SLIP Serial Line Internet Protocol SLIP is currently a defacto standard, commonly used for point-to-point serial connections running TCP/IP. It is not an Internet standard but is defined in RFC 1055. SMTP Simple Mail Transfer Protocol The Internet standard protocol for transferring electronic mail messages from one computer to another. SMTP specifies how two mail systems interact and the format of control messages they exchange to transfer mail. SNA System Network Architecture IBM's data communications protocol. SNMP Simple Network Management Protocol The Simple Network Management Protocol (RFC 1157) is the Internet's standard for remote monitoring and management of hosts, routers and other nodes and devices on a network.
subnet A portion of a network, which may be a physically independent network, which shares a network address with other portions of the network and is distinguished by a subnet number. A subnet is to a network what a network is to an internet.
A part of the internet address which designates a subnet. It is ignored for the purposes internet routing, but is used for intranet routing.
T1 A term for a digital carrier facility used to transmit a DS-1 formatted digital signal at 1.544 megabits per second. T3 A term for a digital carrier facility used to transmit a DS-3 formatted digital signal at 44.746 megabits per second. TCP Transmission Control Protocol A transport layer protocol for the Internet. It is a connection oriented, stream protocol defined by RFC 793.
TCP/IP Transmission Control Protocol/Internet Protocol
This is a common shorthand which refers to the suite of application and transport protocols which run over IP. These include FTP, TELNET, SMTP, and UDP (a transport layer protocol).
Telenet A public packet-switching network operated by US Sprint. Also known as "SprintNet".
TELNET The Internet standard protocol for remote terminal
connection service.

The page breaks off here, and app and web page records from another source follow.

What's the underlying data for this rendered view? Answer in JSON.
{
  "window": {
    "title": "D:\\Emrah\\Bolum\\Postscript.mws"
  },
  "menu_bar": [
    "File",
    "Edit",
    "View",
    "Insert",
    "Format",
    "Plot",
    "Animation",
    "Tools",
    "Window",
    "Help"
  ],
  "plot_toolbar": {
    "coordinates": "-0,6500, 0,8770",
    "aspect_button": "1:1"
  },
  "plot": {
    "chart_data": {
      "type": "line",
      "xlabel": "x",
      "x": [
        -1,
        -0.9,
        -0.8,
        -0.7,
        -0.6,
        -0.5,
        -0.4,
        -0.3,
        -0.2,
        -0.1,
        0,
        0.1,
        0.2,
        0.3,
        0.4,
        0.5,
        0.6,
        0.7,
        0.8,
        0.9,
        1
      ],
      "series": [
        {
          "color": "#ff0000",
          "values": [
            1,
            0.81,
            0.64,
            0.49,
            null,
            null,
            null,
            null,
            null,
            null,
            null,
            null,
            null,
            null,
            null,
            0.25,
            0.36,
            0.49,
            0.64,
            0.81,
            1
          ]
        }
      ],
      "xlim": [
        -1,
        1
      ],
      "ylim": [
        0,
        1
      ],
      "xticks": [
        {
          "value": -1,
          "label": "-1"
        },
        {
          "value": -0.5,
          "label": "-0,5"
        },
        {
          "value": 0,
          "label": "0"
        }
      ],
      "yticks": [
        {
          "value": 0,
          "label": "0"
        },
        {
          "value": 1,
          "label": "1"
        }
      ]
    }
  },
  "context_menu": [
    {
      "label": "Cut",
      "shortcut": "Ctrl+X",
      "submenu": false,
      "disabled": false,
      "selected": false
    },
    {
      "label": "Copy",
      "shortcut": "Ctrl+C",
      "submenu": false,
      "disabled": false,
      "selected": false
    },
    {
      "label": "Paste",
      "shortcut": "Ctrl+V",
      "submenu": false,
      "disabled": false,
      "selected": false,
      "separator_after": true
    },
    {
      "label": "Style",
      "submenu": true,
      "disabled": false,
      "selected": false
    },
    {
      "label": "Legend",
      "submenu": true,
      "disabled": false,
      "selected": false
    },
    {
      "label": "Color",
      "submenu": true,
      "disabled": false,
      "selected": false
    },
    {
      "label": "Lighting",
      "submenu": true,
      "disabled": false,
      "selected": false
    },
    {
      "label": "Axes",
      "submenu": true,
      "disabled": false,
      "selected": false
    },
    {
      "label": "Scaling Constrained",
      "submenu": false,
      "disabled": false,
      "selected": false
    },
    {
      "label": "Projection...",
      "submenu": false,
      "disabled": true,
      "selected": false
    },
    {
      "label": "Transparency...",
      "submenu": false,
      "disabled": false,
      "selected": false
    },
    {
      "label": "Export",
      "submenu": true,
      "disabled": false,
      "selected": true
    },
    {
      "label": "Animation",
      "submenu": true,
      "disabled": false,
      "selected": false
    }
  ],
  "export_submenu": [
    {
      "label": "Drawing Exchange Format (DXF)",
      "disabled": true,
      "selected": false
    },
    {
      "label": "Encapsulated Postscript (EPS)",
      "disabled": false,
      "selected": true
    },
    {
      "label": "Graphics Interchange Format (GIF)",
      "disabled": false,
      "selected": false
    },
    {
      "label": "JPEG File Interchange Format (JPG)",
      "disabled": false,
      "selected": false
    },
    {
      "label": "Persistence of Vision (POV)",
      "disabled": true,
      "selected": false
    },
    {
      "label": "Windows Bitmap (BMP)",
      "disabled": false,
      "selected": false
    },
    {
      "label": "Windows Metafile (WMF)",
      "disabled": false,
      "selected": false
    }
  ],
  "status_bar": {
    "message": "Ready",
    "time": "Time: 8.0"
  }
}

TELNET allows a user at one site
to interact with a remote timesharing system at
another site as if the user's terminal was connected directly to the remote computer.
A type of LAN. Examples are IEEE 802.5, ProNET-10/80 and FDDI. The term "token ring" is often used to denote 802.5
Tymnet A public character-switching/packet-switching network operated by British Telecom.
UDP User Datagram Protocol A transport layer protocol for the Internet. It is a datagram protocol which adds a level of reliability and multiplexing to IP datagrams. It is defined in RFC 768.
ULTRIX UNIX-based operating system for Digital Equipment Corporation computers.
UNIX An operating system developed by Bell Laboratories that supports multiuser and multitasking operations. UUCP UNIX-to-UNIX Copy Program A protocol used for communication between consenting UNIX systems. VMS Virtual Memory System A Digital Equipment Corporation operating system. WAN Wide Area Network WHOIS An Internet program which allows users to query a database of people and other Internet entities, such as domains, networks, and hosts, kept at the DDN NIC. The information for people shows a person's company name, address, phone number and email address. XNS Xerox Network System A data communications protocol suite developed by Xerox. It uses Ethernet to move the data between computers.
Security issues are not discussed in this memo.
Gary Scott Malkin
53 Third Avenue
Burlington, MA 01803
Phone: (617) 272-8140
April N. Marine
Network Information Systems Center
333 Ravenswood Avenue, EJ294
Menlo Park, CA 94025
Phone: (415) 859-5318